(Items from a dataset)
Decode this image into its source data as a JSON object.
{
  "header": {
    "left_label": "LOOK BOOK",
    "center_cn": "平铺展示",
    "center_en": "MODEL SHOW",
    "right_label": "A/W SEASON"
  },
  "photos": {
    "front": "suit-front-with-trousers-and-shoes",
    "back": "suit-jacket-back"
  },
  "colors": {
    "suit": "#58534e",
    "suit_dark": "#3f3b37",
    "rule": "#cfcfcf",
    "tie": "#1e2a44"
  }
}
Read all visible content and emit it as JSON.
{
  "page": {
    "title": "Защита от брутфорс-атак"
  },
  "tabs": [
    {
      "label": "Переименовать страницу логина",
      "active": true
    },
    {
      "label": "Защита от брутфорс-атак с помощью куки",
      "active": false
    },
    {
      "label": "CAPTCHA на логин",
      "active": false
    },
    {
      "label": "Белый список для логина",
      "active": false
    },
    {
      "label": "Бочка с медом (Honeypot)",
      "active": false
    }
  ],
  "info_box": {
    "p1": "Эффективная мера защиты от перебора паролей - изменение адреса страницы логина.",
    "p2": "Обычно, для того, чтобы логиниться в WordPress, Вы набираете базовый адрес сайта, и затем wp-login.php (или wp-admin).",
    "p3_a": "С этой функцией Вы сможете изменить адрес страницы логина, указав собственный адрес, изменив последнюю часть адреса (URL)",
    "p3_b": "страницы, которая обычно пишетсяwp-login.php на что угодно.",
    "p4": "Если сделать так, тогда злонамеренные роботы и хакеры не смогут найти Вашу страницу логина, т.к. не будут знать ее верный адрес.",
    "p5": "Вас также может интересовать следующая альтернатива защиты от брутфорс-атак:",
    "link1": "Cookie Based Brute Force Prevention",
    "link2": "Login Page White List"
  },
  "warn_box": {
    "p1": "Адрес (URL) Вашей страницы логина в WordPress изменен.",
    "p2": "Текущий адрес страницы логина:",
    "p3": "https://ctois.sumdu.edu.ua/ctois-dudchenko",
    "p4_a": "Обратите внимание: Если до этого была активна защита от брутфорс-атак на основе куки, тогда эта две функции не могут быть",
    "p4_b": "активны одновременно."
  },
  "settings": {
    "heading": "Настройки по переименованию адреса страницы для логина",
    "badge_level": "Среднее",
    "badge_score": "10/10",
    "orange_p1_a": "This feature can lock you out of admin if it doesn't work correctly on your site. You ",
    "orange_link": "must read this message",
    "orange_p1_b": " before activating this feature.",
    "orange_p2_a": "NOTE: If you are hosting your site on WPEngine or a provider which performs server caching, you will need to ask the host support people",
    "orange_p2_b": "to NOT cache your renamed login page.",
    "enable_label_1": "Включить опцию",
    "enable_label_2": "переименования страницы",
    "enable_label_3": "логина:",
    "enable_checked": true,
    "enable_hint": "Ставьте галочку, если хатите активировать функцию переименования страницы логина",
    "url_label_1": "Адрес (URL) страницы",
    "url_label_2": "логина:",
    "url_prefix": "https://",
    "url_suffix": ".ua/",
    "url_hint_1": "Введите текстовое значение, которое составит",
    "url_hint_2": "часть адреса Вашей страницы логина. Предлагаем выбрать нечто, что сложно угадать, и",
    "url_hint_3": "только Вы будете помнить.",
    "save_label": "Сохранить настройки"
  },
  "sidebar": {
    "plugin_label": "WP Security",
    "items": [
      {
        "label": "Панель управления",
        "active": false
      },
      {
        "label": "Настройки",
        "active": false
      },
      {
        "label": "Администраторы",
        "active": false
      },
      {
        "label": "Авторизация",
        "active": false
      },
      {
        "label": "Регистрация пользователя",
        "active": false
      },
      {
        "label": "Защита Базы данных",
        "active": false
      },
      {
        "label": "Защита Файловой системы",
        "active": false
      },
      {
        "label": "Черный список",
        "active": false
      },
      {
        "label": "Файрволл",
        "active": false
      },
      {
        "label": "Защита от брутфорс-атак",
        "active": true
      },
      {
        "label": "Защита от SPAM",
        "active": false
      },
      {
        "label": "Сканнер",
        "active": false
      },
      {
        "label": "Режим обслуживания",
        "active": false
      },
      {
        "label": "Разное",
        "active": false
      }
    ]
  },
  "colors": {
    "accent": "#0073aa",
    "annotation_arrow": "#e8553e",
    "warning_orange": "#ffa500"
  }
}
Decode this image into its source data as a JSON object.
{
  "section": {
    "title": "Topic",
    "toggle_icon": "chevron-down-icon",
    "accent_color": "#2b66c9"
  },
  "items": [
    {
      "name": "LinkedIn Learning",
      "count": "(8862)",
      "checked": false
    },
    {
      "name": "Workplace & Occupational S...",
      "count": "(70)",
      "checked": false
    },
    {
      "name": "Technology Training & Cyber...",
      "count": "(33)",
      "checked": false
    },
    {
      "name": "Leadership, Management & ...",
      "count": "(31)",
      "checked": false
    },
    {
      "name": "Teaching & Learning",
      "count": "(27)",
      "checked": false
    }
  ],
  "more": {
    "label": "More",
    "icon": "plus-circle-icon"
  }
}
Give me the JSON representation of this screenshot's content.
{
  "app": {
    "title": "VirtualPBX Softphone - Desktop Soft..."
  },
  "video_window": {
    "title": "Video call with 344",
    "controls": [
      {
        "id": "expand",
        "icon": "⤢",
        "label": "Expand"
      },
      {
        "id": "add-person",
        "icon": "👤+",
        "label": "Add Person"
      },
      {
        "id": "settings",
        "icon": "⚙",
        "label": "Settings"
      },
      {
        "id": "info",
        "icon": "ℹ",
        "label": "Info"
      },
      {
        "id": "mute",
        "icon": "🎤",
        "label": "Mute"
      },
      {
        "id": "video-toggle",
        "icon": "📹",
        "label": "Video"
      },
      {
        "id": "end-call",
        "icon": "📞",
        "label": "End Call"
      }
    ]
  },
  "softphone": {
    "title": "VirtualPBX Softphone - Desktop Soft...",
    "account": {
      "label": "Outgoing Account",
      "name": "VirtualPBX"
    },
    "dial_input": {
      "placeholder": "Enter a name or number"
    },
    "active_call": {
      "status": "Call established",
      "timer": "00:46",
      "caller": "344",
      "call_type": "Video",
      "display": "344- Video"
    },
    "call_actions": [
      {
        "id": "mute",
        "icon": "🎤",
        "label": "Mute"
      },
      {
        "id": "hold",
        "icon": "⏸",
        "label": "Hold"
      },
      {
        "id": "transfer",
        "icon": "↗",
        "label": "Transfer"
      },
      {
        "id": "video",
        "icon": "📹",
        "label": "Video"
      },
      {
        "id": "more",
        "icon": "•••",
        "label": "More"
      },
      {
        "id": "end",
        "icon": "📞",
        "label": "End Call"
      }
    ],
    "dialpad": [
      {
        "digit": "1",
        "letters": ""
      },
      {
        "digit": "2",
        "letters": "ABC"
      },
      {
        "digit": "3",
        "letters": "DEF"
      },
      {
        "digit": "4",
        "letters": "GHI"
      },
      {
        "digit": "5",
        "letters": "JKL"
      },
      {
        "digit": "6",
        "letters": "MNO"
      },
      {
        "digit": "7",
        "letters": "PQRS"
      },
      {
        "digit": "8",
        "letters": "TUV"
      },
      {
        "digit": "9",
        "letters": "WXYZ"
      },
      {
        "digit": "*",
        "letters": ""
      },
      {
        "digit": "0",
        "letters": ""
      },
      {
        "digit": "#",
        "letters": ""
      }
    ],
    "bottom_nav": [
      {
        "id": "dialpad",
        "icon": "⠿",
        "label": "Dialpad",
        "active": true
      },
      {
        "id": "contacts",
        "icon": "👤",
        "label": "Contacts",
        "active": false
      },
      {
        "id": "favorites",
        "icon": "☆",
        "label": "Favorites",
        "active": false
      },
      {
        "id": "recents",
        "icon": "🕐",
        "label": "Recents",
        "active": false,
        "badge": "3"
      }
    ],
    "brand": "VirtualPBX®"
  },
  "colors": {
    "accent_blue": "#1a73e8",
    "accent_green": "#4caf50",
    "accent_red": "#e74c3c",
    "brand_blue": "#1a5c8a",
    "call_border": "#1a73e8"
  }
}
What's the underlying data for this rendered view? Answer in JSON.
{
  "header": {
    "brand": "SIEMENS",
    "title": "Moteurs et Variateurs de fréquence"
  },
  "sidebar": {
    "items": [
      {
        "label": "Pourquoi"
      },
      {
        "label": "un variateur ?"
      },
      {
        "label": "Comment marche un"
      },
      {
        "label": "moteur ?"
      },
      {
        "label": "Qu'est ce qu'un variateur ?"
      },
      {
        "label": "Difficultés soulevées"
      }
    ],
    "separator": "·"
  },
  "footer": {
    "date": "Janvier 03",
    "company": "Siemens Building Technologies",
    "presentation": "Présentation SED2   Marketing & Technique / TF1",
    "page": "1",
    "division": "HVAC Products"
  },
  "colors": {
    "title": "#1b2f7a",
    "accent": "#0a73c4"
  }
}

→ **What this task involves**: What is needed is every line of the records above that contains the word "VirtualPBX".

→ **Result of the task**:
    "title": "VirtualPBX Softphone - Desktop Soft..."
    "title": "VirtualPBX Softphone - Desktop Soft...",
      "name": "VirtualPBX"
    "brand": "VirtualPBX®"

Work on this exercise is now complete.